Friday, July 24, 2009

#15 Am I the Only One?

I am cleaning out/up my library and have a stack of books on autism THAT I'VE NEVER READ!!! Yikes, there are five books just waiting to be read, two of which I bought in the last two months and promptly forgot about. A year ago, I donated and threw away a bunch of pamplets and crap (much of which all said the same things, over and over). I just keep collecting.

The irony that I am writing a book on autism to be added to the PILE of autism books available right now is not lost on me at the moment.

What sort of answers am I looking for in all these books? Is one of them hiding a crystal ball that will show me Jack's future?

What's your feeling about autism books? Which ones do you like and why? Which ones do you read a chapter or two and stop? What do you want in a book?


maiahs_momma said...

I feel that a lot of the books out there are great, but at the same time I feel they are missing something:

1) they are not written in Canada (where I live), don't cover laws or help that can be found in Canada

2) Would even be nice if there was advice for those of us who can't seem to get dr's to believe us the parents there is something wrong. When all other specialists tell you your child is on the spectrum.

3) they don't tell you really how to get through each day, how to cope as a family

4) there isn't really anything out there for the siblings that is up to date and current.

I would have to say that the books you recommended on this blog are good...will let you know of others once I get them back from my hubbies Aunt who is reading them :p.


Sharon (Stitches on Mars) said...

I must admit I've got a couple of "to read" books.
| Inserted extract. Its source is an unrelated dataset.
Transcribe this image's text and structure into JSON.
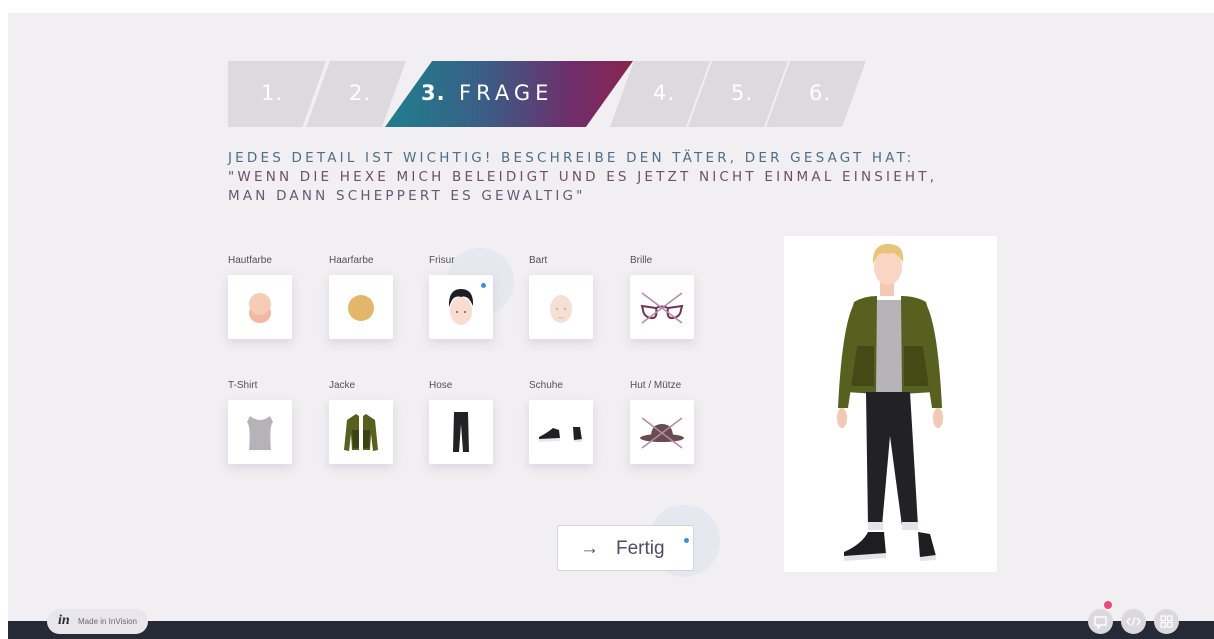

I found I got to a point where I couldn't read any more. The spectrum is so wifde and varied it can be difficult to get the appropriate information. The most successful books for me have been others real life journeys. The first book I read was "Smiling at Shadows" which was great as it gave me a less confronting in to autism while I was still dealing with the diagnosis. It was also good from the point of view that they lived in my area of the world. Though I have also enjoyed "A Friend like Henry" and Temple Grandin's (autobiography), particularly because she has ASD.
Catherine is right though, there is little help on just getting through the day, and specialists are often reluctant to give advice or pass on information they "believe" you are not ready for.

tinamarie said...

When Tony was first diagnosed I bought several books also. I read them all eventually and then gave away almost all of them to other parents of newly diagnosed children.
I did learn ALOT from those books and they helped me a great deal in accepting Autism.

Anonymous said...

my son is 17 now, so I haven't really read any books on autism lately. The last thing I read was a magazine called "The Autism File". There were some interesting articles for me regarding GI issues, special diets etc. My son is non verbal and has gone through some stressful times (GI related).
I wanted to tell you,too, how great it is that you are writing this blog. I accidentally stumbled upon it, I have seen a lot of your great stamping work on SCS. My screen name there is phc64.

Canadian Kristin said...

The one and only book about autism that I've read through is "Sam and David" by a Mom with 3 sons, 2 who are autistic and in different places on the spectrum. What I read in that book, and what I loved about that book, is that a)it's written by a Mom living it; b)her advice was that each kid on the spectrum IS different, so do what is best or realistic for your kid and your family. Guilt-free, supportive, it's do-able. That's what I'm looking for in a book. I like your blog because it is guilt-free, supportive, and you are living with autism and haven't self-imploded. That's awesome and very encouraging! [smile]